Tuesday, February 10, 2009
- a lack of energy
- abdominal pain
- loss of sex drive
- heart problems
However, since quite often the disease is detected by coincidence, many people have no symptoms when they are diagnosed.
If the disease is not diagnosed and treated early enough, the excessive iron will accumulate in the body and will lead to serious problems such as
- liver disease (enlarged liver, cirrhosis, cancer, liver failure)
- damage to the pancreas
- heart abnormalities (irregular heart rhythms, congestive heart failure)
- early menopause
- abnormal pigmentation of the skin (gray or bronze)
- thyroid deficiency
- damage to the adrenal glands
Tuesday, February 3, 2009
Haemochromatosis, also spelled hemochromatosis, also called hereditary haemochromatosis, siderophilia and bronze diabetes, is a hereditary disease characterized by excessive absorption of dietary iron resulting in a pathological increase in total body iron stores.

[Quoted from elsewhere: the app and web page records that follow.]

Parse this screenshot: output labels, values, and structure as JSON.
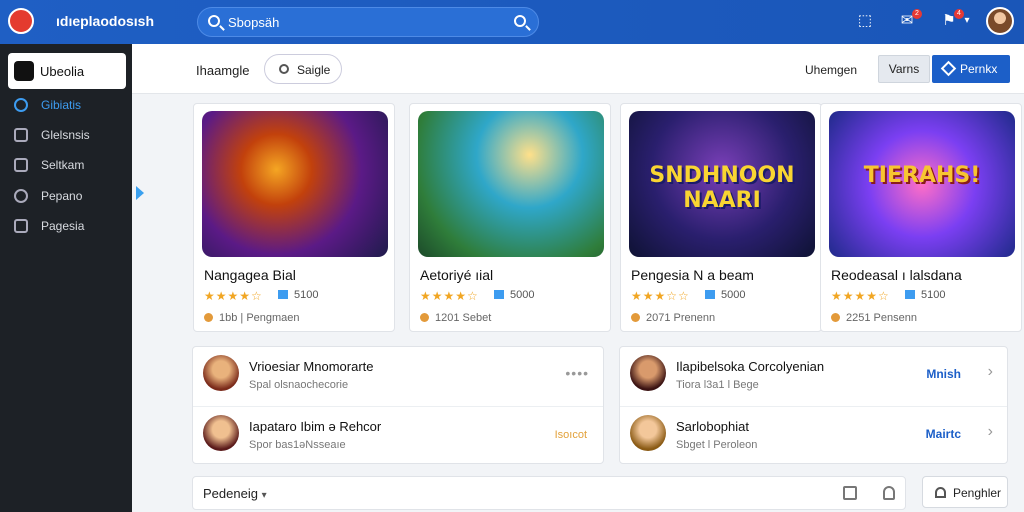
{
  "topbar": {
    "app_name": "ıdıeplaodosısh",
    "search_placeholder": "Sbopsäh",
    "notif_badge": "2",
    "notif_badge2": "4"
  },
  "sidebar": {
    "header_label": "Ubeolia",
    "items": [
      {
        "label": "Gibiatis",
        "icon": "search-icon"
      },
      {
        "label": "Glelsnsis",
        "icon": "person-icon"
      },
      {
        "label": "Seltkam",
        "icon": "image-icon"
      },
      {
        "label": "Pepano",
        "icon": "clock-icon"
      },
      {
        "label": "Pagesia",
        "icon": "calendar-icon"
      }
    ]
  },
  "subbar": {
    "title": "Ihaamgle",
    "pill": "Saigle",
    "right_label": "Uhemgen",
    "btn_secondary": "Varns",
    "btn_primary": "Pernkx"
  },
  "cards": [
    {
      "name": "Nangagea Bial",
      "stars": "★★★★☆",
      "downloads": "5100",
      "meta": "1bb | Pengmaen",
      "art_text": ""
    },
    {
      "name": "Aetoriyé ıial",
      "stars": "★★★★☆",
      "downloads": "5000",
      "meta": "1201 Sebet",
      "art_text": ""
    },
    {
      "name": "Pengesia N a beam",
      "stars": "★★★☆☆",
      "downloads": "5000",
      "meta": "2071 Prenenn",
      "art_text": "SNDHNOON NAARI"
    },
    {
      "name": "Reodeasal ı lalsdana",
      "stars": "★★★★☆",
      "downloads": "5100",
      "meta": "2251 Pensenn",
      "art_text": "TIERAHS!"
    }
  ],
  "list_left": [
    {
      "title": "Vrioesiar Mnomorarte",
      "sub": "Spal olsnaochecorie",
      "trail": "••••"
    },
    {
      "title": "Iapataro Ibim ǝ Rehcor",
      "sub": "Spor bas1ǝNsseaıe",
      "trail": "Isoıcot"
    }
  ],
  "list_right": [
    {
      "title": "Ilapibelsoka Corcolyenian",
      "sub": "Tiora l3a1 l Bege",
      "link": "Mnish"
    },
    {
      "title": "Sarlobophiat",
      "sub": "Sbget l Peroleon",
      "link": "Mairtc"
    }
  ],
  "bottom": {
    "dropdown": "Pedeneig",
    "button": "Penghler"
  }
}
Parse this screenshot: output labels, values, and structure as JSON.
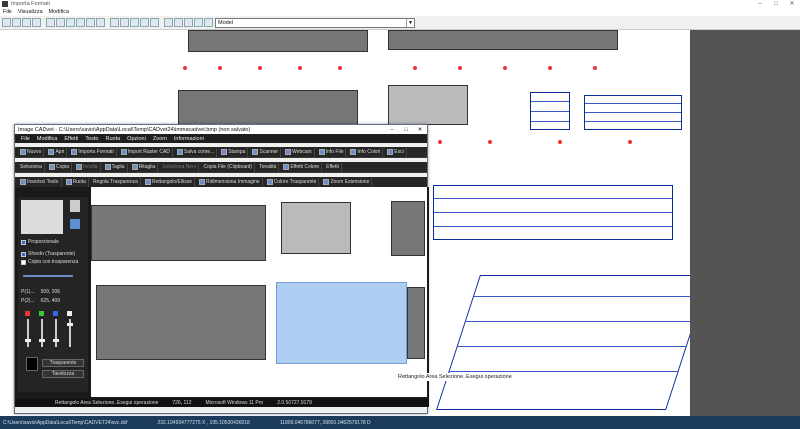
{
  "app": {
    "title": "Importa Formati"
  },
  "menu": [
    "File",
    "Visualizza",
    "Modifica"
  ],
  "toolbar": {
    "layout_select": "Model"
  },
  "window": {
    "title": "Image CADvet - C:\\Users\\savio\\AppData\\Local\\Temp\\CADvet24\\immacadvet.bmp (non salvato)",
    "menu": [
      "File",
      "Modifica",
      "Effetti",
      "Testo",
      "Ruota",
      "Opzioni",
      "Zoom",
      "Informazioni"
    ],
    "row1": [
      "Nuovo",
      "Apri",
      "Importa Formati",
      "Import Raster CAD",
      "Salva come...",
      "Stampa",
      "Scanner",
      "Webcam",
      "Info File",
      "Info Colori",
      "Esci"
    ],
    "row2": [
      "Seleziona",
      "Copia",
      "Incolla",
      "Taglia",
      "Ritaglia",
      "Seleziona Nero",
      "Copia File (Clipboard)",
      "Tonalità",
      "Effetti Colore",
      "Effetti"
    ],
    "row3": [
      "Inserisci Testo",
      "Ruota",
      "Regola Trasparenza",
      "Rettangolo/Ellisse",
      "Ridimensiona Immagine",
      "Colore Trasparente",
      "Zoom Estensione"
    ],
    "left": {
      "proporzionale": "Proporzionale",
      "sfondo": "Sfondo (Trasparente)",
      "copia": "Copia con trasparenza",
      "p1": "P(1)...",
      "p1v": "509, 206",
      "p2": "P(2)...",
      "p2v": "625, 409",
      "trasparente": "Trasparente",
      "tavolozza": "Tavolozza"
    },
    "status": {
      "text": "Rettangolo Area Selezione..Esegui operazione",
      "coords": "726, 112",
      "os": "Microsoft Windows 11 Pro",
      "ver": "2.0.50727.9179"
    }
  },
  "tooltip": "Rettangolo Area Selezione..Esegui operazione",
  "statusbar": {
    "path": "C:\\Users\\savio\\AppData\\Local\\Temp\\CADVET24\\svc.dxf",
    "coords1": "232.194934777275 X , 195.10530436018",
    "coords2": "11809.046786077, 39091.0462579178 D"
  }
}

Humans, like virtually all animals, have no means to excrete excess iron. Excess iron accumulates in tissues and organs disrupting their normal function. The most susceptible organs include the liver, adrenal glands, the heart and the pancreas; patients can present with cirrhosis, adrenal insufficiency, heart failure or diabetes. The hereditary form of the disease is most common among those of Northern European ancestry, in particular those of British or Irish descent.
Haemochromatosis less often refers to the condition of iron overload as a consequence of multiple transfusions. More preferred terms in the United States include for transfusional iron overload or hemosiderosis used synonymously. Those with hereditary anemias such as beta-thalassemia major, sickle cell anemia, and Diamond-Blackfan anemia who require regular transfusions of red blood cells are all at risk for developing life-threatening iron overload. Older patients with various forms of bone marrow failure such as with myelodysplastic syndrome who become transfusion-dependent are also at risk for iron overload.
Thursday, January 17, 2008
Damage you say? From too much iron?
Yes indeed, too much iron kills you eventually... The overload of iron, which your body cannot use, will remain in your blood. This can only happen as long as your blood still can carry this. When the blood is saturated, the iron will be stocked in different places, such as the joints, the glands, the brains, the liver, ...
It needs no explanation that this is very bad for your organs, and it will lead to death eventually.
Luckily, there is a solution: phlebotomy. With this treatment, the medics take an amount of blood from your body at regular intervals, for me, at this moment, this is 0,5 litres every 2 months. This causes the amount of iron in your body to lower, due to it being removed, and again when your body is creating new blood, since it needs alot of iron to do that.
If your phlebotomy treatment can start before too much damage is done to your organs, your chances of living a normal and long life are still pretty normal.